On 1 January 2018 China’s National Sword Policy came into effect, reducing acceptable contamination levels for 24 types of recyclable materials to between 0.5% and 1.0% (down from 5%). For Australia, the biggest impact will be on paper, cardboard and plastics. There is likely to be little impact on recycling of metals because Australia exports most of its recyclable metals to countries other than China.
The overall impacts of this policy are enormous because of China’s dominance of the global recycling industry. In 2016 China took in half the world’s exports of recovered paper and used plastics and imported a total of $18 billion worth of recyclables. In 2016-17 about half of Australia’s recovered paper, cardboard and used plastics were exported, with 63% of exported paper and cardboard, and 68% of exported plastics going to China.
A lot of people are critical of China for causing our recycling crisis but China’s recycling industry has been responsible for most western countries being able to increase recycling rates. And they are applying these new rules for appropriate business reasons, i.e. it is much more costly to process recyclables with higher contamination levels.
While there may be opportunities in the middle to long term, the immediate impact

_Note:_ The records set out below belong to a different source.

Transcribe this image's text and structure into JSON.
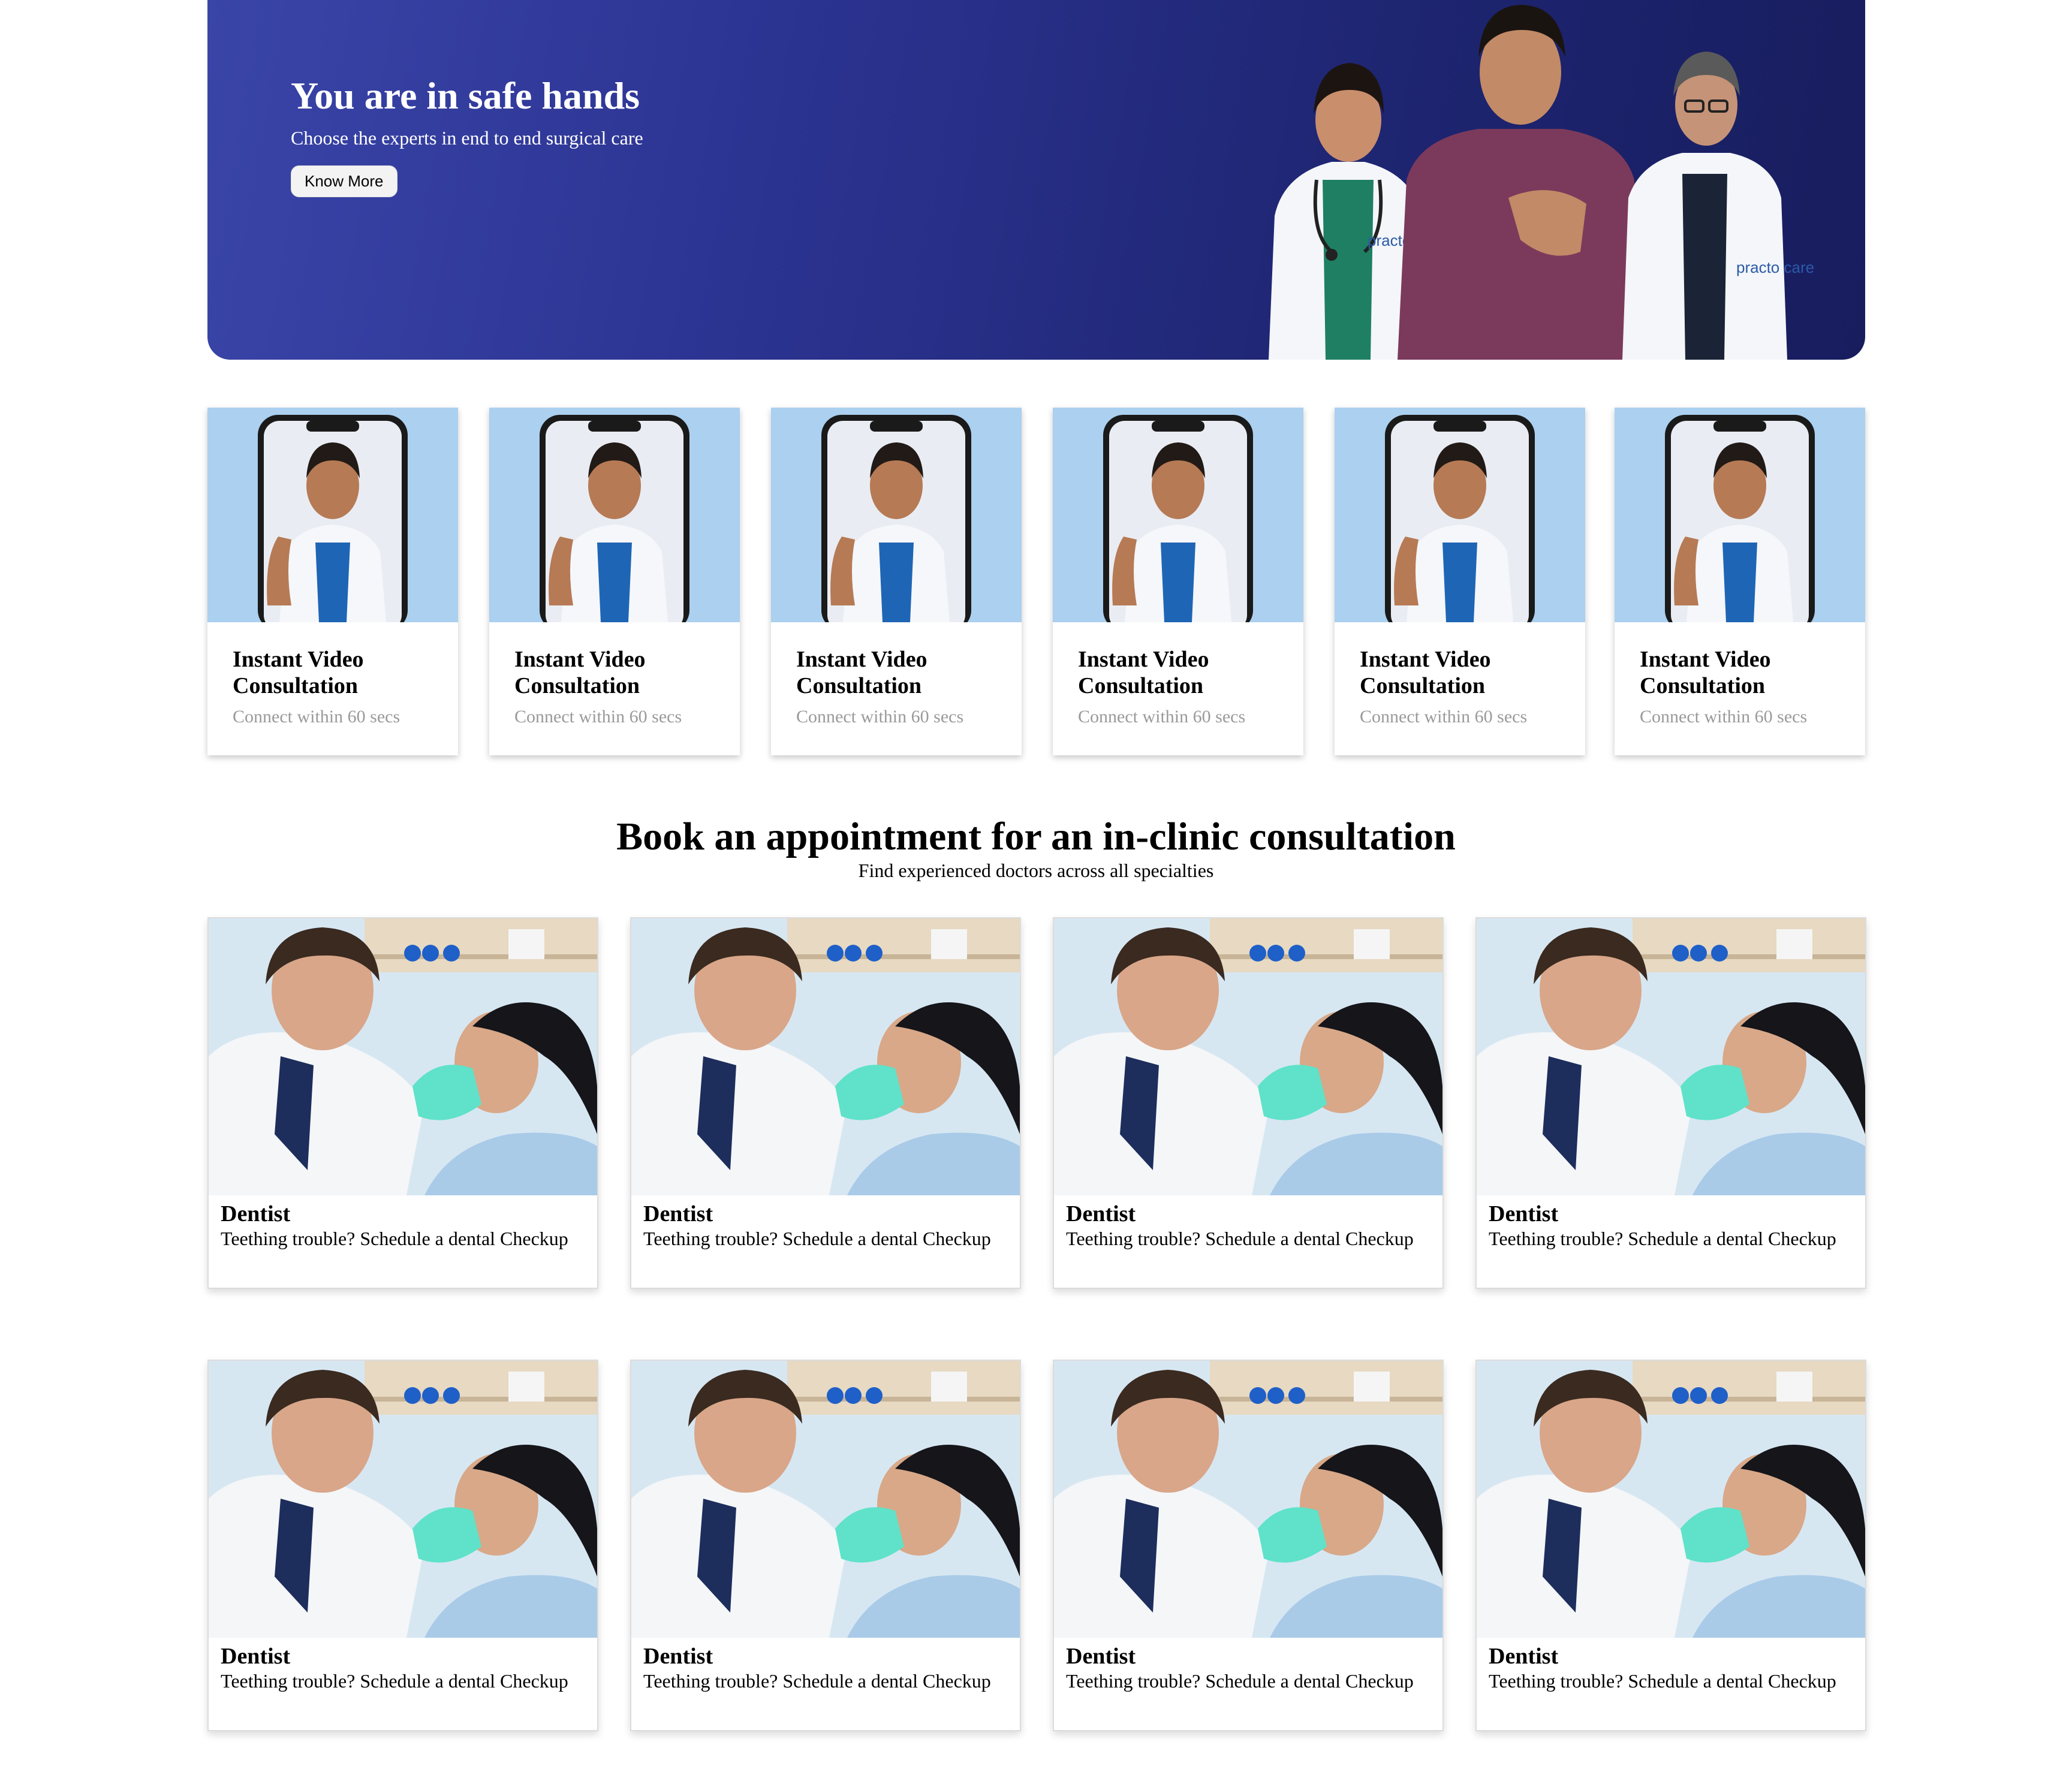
{
  "hero": {
    "title": "You are in safe hands",
    "subtitle": "Choose the experts in end to end surgical care",
    "button": "Know More",
    "badge_text_1": "practo care",
    "badge_text_2": "practo care",
    "colors": {
      "gradient_start": "#3a45a8",
      "gradient_end": "#181d5e"
    }
  },
  "video_cards": [
    {
      "title": "Instant Video Consultation",
      "subtitle": "Connect within 60 secs"
    },
    {
      "title": "Instant Video Consultation",
      "subtitle": "Connect within 60 secs"
    },
    {
      "title": "Instant Video Consultation",
      "subtitle": "Connect within 60 secs"
    },
    {
      "title": "Instant Video Consultation",
      "subtitle": "Connect within 60 secs"
    },
    {
      "title": "Instant Video Consultation",
      "subtitle": "Connect within 60 secs"
    },
    {
      "title": "Instant Video Consultation",
      "subtitle": "Connect within 60 secs"
    }
  ],
  "section": {
    "title": "Book an appointment for an in-clinic consultation",
    "subtitle": "Find experienced doctors across all specialties"
  },
  "specialties": [
    {
      "title": "Dentist",
      "subtitle": "Teething trouble? Schedule a dental Checkup"
    },
    {
      "title": "Dentist",
      "subtitle": "Teething trouble? Schedule a dental Checkup"
    },
    {
      "title": "Dentist",
      "subtitle": "Teething trouble? Schedule a dental Checkup"
    },
    {
      "title": "Dentist",
      "subtitle": "Teething trouble? Schedule a dental Checkup"
    },
    {
      "title": "Dentist",
      "subtitle": "Teething trouble? Schedule a dental Checkup"
    },
    {
      "title": "Dentist",
      "subtitle": "Teething trouble? Schedule a dental Checkup"
    },
    {
      "title": "Dentist",
      "subtitle": "Teething trouble? Schedule a dental Checkup"
    },
    {
      "title": "Dentist",
      "subtitle": "Teething trouble? Schedule a dental Checkup"
    }
  ]
}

is potentially devastating. MRA Consulting Group’s Mike Ritchie says in the February/ March 2018 edition of ‘Inside Waste’ that ‘The prices for mixed plastics and mixed paper have plummeted’. He says that mixed paper has dropped from its decade-long range average of $200-250/tonne to between $0- 80/tonne. Mixed plastic has dropped from $250-350/tonne to around $50 per tonne.
Reinforcing the impacts of the National Sword Policy the domestic market for glass has also ‘collapsed’ Mr Ritchie said. It has become cheaper to import glass bottles from Mexico than to recycle our glass. Local recyclers have resorted to processing glass bottles into sand and some have stockpiled the glass bottles.
The National Sword Policy has immediately made local Materials Recovery Facilities (MRF), those businesses that receive and sort recyclables, un-profitable. To stay open MRF operators urgently need to receive higher gate fees from waste generators, including councils.
The impact of this price decrease was felt immediately with MRF operators in some states refusing to accept plastics, paper and cardboard. Across Australia MRF operators are renegotiating contracts with councils seeking an increase in the cost of collecting bins.
The waste industry is seeing this crisis as an opportunity to grow our domestic recycling capacity. Domestic recycling has significant environmental benefits. If we can recycle more materials in Australia it will reduce the enormous amount of fossil fuels used to ship recyclables across the globe. Recycling of plastics also reduces the demand for virgin plastic, the production of which accounts for 20% of global oil consumption.
Mike Ritchie continues to say ‘This is not a time to be making a case that we need
to build more landfills or waste to energy facilities to handle the extra recyclables. ... the public rightly expects that the materials they diligently sort at home will be recycled.’
Instead Mike Ritchie recommends that governments:
assist with capital improvements to achieve the contamination specifications;
change regulations to allow stockpiling;
change purchasing polices to increase domestic demand for recyclables;
and that councils adopt a two recycling bin system (paper and containers) to reduce contamination.
The Local Government Association of Tasmania has said that kerbside collection of recyclables will continue throughout Tasmania and the materials will still be recycled (either in Australia or offshore). Councils have been renegotiating contracts with the companies that collect recyclables and this is likely to result in councils having to pay more. One council has said the cost increase will be dramatic and that this will probably be passed onto ratepayers.
It is a pivotal time for Tasmania’s recycling industry and councils and the State Government should consider the policies Mike Ritchie has proposed. They should also invest in a more effective education program to help reduce contamination and recyclables being put into rubbish bins. In Tasmania it is really difficult to know ‘what can go in my recycling bin and what cannot?’ and ‘how can I be confident that what I put in my bin is recycled?’. Information provided by councils and regional waste organisations is inconsistent, inaccurate and misleading.Councils should be putting in place a requirement for independent auditing of all companies that collect recyclables to determine whether materials are actually recycled and provide feedback to ratepayers.
Article by Peter McGlone, TCT Director